Dave, Leeds

Agree (1) | Disagree (0)
+1

This is all very curious. With few exceptions traffic (roads) policing as we used to know it is now almost non-existent and I feel there is a parallel between the 'supervision' of the roads as per the original traffic units and the general standards of driving. As the standard of driving lowers so the crash potential goes up. So, with the reduction in traffic units and a presence on the roads, drivers feel less accountable for their behaviour and the general standards of driving lower accordingly. This drugs and drink thing which HMG are so keen on may be part of the solution but the underlying problem one is one of general driver attitudes. In my view anti-drug, drink and speed programs are basically what might be called transient inhibitors, in other words in general terms they only really work whilst the schemes are in evidence; they don't necessariy change the underlying attitudes. To change attitudes people need to feel accountable for their behaviour on a broad basis and most clearly do not.
Nigel Albright, TAUNTON

Agree (4) | Disagree (0)
+4

I expect the C/Cs are pleased to state that they are carrying out drink and drug excercise for a month. Do they consider that the month that they action this, like with the Christmas period, is the only time that anyone takes these substances? Why not on a continual basis and get more of the liabilities off the roads instead of generating finances from cameras?
Reg Oliver Derbyshire

Agree (2) | Disagree (2)
0

I suspect DCC Davenport of ACPO may not have quite understood the road safety statistics. Firstly, “Impaired by alcohol” is not necessarily “over the legal limit” but, more importantly, in 2010 there were 121 fatal collisions that involved drivers or motorcyclists being “Impaired by alcohol”. Those collisions will surely not have resulted in 250 people killed?

Has DCC Davenport accidentally added those collisions where “Pedestrian impaired by alcohol” (75)?
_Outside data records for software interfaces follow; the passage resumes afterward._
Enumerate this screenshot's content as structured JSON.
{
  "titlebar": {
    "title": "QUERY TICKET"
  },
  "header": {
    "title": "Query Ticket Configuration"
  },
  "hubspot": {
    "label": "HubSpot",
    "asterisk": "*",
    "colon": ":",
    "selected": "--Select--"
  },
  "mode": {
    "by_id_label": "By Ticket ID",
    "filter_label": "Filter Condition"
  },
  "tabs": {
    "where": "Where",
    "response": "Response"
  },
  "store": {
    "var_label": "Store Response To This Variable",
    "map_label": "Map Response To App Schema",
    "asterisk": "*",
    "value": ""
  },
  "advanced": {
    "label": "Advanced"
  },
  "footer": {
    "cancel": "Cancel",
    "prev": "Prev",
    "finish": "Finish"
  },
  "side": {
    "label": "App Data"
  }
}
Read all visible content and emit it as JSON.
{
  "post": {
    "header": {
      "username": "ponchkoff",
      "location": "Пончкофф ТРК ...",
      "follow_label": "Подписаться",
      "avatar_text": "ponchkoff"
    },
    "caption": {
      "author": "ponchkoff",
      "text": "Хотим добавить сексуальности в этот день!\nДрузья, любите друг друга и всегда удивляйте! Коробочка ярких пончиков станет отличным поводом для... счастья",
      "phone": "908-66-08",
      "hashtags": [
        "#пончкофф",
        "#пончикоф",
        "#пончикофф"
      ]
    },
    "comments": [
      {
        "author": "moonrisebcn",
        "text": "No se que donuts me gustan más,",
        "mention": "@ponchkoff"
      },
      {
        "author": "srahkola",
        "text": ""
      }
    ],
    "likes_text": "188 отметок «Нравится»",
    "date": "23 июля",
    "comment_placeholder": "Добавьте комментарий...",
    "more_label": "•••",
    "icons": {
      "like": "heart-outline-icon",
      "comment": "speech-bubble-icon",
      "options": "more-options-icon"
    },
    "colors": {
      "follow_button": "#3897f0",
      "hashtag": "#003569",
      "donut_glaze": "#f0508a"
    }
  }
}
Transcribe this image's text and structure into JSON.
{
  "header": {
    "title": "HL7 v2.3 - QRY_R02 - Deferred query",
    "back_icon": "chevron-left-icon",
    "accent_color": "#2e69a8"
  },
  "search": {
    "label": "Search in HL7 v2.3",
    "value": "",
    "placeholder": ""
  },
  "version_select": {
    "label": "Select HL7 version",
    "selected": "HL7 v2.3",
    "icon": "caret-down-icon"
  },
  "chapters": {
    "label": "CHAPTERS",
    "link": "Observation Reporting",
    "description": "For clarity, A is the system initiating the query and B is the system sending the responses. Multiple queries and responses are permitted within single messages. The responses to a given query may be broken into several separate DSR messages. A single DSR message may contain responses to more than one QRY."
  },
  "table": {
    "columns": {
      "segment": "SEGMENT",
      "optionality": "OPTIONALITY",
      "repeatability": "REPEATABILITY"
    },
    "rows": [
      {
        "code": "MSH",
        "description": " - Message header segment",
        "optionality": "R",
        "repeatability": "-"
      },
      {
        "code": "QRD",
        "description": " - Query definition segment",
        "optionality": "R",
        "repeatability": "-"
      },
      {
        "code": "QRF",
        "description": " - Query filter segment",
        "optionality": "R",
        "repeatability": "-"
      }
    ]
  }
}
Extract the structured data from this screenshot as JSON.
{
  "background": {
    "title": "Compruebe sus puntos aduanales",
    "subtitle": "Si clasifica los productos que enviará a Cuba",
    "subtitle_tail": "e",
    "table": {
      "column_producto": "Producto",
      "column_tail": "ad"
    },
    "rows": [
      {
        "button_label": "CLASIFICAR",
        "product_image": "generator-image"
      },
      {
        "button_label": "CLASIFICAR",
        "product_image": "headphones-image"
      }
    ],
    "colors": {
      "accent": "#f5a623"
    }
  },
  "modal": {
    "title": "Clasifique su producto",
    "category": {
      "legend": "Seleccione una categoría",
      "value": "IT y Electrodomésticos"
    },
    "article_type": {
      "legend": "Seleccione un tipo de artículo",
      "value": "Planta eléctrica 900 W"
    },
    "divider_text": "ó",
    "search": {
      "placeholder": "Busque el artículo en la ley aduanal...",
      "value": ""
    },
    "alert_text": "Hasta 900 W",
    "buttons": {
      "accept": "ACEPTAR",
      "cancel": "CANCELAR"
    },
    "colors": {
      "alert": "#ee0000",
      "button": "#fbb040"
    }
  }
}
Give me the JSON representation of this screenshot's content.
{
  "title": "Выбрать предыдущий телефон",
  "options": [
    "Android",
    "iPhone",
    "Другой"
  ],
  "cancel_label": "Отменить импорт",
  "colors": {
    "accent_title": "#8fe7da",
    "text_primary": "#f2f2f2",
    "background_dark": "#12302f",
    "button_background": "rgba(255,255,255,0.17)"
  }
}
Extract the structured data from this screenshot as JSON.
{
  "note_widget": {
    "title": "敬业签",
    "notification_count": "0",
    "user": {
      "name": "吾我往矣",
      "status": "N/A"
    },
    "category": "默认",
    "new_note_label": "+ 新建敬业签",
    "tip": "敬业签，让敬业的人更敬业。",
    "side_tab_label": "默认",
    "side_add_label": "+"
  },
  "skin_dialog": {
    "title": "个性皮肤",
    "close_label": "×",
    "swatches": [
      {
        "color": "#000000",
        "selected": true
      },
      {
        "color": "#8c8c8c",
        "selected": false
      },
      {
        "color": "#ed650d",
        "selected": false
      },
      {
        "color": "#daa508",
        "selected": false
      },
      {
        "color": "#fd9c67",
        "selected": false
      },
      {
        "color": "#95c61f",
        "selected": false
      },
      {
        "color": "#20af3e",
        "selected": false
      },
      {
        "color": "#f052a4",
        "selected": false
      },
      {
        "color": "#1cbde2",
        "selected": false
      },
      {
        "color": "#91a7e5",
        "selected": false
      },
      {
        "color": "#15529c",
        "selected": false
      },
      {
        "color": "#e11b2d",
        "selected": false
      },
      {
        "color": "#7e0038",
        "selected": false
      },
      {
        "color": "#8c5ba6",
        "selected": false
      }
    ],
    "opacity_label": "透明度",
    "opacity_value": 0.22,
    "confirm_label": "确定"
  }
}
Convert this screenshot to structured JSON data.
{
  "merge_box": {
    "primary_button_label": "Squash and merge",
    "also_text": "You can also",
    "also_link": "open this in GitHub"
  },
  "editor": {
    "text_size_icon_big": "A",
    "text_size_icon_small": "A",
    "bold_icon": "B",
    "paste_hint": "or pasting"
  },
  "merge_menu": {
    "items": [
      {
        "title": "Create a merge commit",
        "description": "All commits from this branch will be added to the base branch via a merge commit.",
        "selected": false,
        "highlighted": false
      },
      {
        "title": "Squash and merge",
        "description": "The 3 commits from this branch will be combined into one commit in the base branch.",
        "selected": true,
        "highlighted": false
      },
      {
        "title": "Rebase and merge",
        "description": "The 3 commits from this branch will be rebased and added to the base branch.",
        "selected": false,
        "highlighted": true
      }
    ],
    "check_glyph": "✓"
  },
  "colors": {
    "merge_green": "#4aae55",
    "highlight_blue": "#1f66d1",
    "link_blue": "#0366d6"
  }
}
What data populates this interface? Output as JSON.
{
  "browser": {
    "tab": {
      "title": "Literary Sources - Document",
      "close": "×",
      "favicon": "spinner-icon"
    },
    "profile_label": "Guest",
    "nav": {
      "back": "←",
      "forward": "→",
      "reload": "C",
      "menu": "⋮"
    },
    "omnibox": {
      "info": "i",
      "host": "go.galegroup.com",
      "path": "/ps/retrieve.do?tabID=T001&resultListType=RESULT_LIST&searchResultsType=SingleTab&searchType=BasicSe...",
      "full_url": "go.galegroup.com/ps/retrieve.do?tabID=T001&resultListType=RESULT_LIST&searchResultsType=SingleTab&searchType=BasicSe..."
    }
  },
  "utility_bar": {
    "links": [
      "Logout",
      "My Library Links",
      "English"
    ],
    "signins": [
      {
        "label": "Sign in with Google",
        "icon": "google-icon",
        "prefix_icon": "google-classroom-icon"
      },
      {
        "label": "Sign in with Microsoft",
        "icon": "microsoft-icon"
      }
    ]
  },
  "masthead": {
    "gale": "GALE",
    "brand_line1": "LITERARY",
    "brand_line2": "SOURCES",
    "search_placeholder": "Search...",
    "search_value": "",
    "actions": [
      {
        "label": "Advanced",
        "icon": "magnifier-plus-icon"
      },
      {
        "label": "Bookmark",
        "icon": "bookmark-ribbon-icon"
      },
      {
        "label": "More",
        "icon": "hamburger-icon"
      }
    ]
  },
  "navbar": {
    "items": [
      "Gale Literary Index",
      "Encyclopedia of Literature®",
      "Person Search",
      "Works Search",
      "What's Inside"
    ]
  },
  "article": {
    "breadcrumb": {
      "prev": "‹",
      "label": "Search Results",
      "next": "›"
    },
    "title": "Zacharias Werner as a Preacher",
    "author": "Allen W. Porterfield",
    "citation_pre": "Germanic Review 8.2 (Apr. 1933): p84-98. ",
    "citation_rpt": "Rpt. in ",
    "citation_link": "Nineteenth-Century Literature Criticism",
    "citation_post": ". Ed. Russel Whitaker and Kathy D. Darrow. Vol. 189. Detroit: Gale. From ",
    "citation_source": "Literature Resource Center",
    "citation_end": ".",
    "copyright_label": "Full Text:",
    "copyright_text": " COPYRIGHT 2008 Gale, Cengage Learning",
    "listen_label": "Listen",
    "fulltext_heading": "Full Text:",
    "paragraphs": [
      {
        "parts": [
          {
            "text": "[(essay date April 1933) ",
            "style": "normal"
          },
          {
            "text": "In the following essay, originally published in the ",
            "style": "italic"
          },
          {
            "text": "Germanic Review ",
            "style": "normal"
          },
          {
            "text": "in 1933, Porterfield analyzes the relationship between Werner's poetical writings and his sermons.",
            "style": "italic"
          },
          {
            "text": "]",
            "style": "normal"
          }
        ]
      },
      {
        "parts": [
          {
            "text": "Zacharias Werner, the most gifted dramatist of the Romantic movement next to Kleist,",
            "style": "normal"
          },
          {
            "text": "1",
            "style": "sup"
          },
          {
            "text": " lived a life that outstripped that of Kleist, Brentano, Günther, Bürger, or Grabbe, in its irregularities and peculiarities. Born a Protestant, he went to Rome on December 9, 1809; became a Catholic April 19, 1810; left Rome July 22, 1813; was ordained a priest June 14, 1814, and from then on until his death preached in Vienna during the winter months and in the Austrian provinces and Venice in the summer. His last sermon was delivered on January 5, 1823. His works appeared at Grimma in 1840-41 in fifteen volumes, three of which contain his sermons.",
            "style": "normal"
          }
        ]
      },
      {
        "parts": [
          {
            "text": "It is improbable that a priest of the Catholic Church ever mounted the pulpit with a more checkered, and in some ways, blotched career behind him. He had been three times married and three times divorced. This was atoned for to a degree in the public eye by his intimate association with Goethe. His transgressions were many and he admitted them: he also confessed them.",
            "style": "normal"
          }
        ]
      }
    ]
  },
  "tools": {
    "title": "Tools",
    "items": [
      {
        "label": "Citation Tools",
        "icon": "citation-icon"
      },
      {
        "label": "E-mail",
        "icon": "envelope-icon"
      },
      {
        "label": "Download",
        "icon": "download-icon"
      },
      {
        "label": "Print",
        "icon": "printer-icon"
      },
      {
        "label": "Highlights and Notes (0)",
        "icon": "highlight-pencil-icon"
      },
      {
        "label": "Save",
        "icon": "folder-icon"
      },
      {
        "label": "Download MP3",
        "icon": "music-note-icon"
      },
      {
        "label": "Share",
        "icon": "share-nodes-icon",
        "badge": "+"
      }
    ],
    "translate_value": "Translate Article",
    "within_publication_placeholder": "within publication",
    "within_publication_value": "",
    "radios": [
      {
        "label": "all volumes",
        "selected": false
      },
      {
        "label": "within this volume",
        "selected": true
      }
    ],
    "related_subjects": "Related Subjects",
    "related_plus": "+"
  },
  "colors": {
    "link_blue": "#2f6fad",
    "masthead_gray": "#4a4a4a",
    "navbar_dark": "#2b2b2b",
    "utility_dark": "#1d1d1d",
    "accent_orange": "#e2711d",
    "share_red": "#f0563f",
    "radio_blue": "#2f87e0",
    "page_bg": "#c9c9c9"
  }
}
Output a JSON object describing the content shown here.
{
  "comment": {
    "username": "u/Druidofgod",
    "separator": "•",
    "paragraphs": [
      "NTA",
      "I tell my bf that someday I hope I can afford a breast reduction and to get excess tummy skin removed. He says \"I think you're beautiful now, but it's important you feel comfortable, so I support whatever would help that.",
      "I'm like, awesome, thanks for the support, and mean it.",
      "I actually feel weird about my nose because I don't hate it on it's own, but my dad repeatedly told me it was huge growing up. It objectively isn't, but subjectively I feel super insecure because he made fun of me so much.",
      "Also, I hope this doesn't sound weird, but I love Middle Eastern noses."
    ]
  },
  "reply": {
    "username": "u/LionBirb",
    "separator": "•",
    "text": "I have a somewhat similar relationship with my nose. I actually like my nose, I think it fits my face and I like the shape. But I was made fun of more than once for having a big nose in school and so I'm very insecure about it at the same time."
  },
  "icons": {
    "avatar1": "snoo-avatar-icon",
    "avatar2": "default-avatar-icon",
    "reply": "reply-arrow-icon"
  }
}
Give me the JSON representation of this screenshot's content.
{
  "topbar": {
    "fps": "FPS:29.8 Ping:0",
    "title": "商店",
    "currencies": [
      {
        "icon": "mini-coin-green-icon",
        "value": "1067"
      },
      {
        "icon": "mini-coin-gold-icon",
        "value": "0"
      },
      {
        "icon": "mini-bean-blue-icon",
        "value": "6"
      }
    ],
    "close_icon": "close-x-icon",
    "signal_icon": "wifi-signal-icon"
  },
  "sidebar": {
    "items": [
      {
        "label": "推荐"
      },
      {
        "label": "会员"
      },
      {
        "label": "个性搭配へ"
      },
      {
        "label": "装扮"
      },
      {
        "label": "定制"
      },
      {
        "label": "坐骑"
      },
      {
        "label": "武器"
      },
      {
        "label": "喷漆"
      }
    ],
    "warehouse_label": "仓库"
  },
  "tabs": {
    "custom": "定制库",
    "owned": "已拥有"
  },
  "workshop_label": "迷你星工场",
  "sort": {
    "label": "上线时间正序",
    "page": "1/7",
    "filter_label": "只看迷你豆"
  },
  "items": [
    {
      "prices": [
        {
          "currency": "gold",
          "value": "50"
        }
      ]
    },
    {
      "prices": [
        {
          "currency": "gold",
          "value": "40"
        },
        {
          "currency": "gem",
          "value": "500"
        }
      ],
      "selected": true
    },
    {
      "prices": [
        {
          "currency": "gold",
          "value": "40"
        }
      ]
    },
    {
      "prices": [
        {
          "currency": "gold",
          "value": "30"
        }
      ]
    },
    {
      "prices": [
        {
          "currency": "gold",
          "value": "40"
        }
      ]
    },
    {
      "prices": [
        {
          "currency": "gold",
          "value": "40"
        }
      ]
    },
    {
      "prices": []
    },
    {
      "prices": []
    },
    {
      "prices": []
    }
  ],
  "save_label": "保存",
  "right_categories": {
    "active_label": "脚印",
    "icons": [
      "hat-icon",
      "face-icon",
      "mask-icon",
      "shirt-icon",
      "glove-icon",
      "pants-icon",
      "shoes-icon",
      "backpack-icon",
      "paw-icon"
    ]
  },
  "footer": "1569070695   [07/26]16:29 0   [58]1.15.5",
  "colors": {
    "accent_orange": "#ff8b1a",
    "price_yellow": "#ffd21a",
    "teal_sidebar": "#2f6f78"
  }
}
Even so would that really reach 250? Does anyone know where the 250 figure comes from?
Dave Finney - Slough

Agree (4) | Disagree (3)
+1